RAGE does have a multiplayer aspect to the title but unfortunately is rather weak in delivery. On the third disc of the 360 version, players will find everything RAGE has to offer for multiplayer which is an interesting competitive online mode that places players against one another in vehicular combat, making it quite similar to Twisted Metal in some ways. Unfortunately the maps they are played on are too large for the number of cars.
There is also a co-op gameplay mode that lets player’s take a friend into a Legend stage where they will fight against enemies and earn scores according to their performance. Each stage has its own little narrative but unfortunately the experience just ends up feeling derivative and not worth visiting often unless you are desperate for some co-op gameplay or need to play with a friend locally.
RAGE is a beautiful experience. The visuals are unlike anything I have ever seen on a console and are easily in a league of their own. This also contributes to the fact that RAGE takes up two story discs and one multiplayer disc on the Xbox 360, including a 22GB install of all three to get the best experience. With a story of only around twelve hours with side quests and races the reason for the extra discs obviously isn’t due to length.

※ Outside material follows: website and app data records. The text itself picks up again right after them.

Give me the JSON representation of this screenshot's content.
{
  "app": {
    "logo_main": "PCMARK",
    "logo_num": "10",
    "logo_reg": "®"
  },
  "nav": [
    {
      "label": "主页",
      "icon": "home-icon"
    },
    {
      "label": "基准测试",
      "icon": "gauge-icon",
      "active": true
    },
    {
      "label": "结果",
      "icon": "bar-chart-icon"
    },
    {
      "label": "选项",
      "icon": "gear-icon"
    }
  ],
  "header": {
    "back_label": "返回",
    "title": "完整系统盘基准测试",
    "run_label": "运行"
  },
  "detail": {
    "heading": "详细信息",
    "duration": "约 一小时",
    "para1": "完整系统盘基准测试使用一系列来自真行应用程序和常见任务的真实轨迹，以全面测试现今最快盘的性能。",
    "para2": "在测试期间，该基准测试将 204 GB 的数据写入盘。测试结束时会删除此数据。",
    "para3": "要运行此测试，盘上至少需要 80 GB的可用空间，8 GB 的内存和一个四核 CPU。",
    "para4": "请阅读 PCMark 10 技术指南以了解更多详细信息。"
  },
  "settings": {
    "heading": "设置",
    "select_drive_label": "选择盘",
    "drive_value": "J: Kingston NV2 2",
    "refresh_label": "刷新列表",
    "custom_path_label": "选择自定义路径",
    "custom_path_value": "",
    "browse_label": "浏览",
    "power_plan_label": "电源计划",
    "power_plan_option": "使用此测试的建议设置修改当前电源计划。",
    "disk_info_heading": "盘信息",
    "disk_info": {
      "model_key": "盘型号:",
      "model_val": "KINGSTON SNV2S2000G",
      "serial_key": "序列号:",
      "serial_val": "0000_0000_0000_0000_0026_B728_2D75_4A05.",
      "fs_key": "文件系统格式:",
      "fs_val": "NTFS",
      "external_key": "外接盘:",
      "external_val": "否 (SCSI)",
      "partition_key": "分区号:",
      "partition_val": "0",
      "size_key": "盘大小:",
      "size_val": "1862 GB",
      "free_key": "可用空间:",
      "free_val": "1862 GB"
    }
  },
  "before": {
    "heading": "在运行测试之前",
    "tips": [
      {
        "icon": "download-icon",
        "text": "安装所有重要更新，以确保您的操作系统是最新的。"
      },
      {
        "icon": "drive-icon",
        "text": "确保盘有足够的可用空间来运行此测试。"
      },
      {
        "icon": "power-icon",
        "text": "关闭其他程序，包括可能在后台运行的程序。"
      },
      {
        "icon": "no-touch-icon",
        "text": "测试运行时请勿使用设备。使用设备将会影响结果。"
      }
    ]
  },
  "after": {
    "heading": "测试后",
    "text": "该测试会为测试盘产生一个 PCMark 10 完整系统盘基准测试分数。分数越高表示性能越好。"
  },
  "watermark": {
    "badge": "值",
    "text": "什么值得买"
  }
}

Still, players can experience a rather amazing and fun shooter with RAGE. The enemy AI is extremely enjoyable to fight against and there are a number of mechanics which heighten the fun. Unfortunately the story is quite weak and feels rushed in places, which begs the question as to why a weak multiplayer was created instead of fleshing out the story more. All in all, RAGE is a title that has satisfying vehicular and FPS combat and the world is so detailed that it is a shame that the title still falls short in many areas.
I give RAGE